WHAT YOU NEED TO DO
Scan the records for lines with the word "title", and copy every such line.
INPUT DATA START
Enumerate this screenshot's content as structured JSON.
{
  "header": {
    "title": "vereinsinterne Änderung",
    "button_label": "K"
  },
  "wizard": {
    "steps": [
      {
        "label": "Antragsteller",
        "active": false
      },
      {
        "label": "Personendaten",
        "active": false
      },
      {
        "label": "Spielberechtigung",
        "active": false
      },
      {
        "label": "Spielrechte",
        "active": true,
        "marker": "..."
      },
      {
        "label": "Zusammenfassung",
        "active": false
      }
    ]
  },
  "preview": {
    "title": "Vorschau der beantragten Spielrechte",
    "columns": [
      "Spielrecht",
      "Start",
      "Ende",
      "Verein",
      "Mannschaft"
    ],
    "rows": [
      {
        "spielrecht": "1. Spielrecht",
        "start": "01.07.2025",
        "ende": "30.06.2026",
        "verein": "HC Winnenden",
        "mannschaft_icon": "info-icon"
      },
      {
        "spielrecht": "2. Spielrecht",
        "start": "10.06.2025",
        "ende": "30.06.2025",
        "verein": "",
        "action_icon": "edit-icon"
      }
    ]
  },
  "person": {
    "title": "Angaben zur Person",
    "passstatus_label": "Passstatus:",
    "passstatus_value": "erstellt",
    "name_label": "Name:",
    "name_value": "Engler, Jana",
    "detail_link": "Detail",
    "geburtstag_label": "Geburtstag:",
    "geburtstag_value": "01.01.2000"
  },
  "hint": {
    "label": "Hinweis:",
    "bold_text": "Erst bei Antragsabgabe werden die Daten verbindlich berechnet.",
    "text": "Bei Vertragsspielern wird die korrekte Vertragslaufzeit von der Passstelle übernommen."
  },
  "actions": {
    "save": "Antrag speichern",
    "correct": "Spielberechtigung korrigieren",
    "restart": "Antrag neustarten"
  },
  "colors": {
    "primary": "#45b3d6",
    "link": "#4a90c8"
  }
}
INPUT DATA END
EXERCISE ANSWER
    "title": "vereinsinterne Änderung",
    "title": "Vorschau der beantragten Spielrechte",
    "title": "Angaben zur Person",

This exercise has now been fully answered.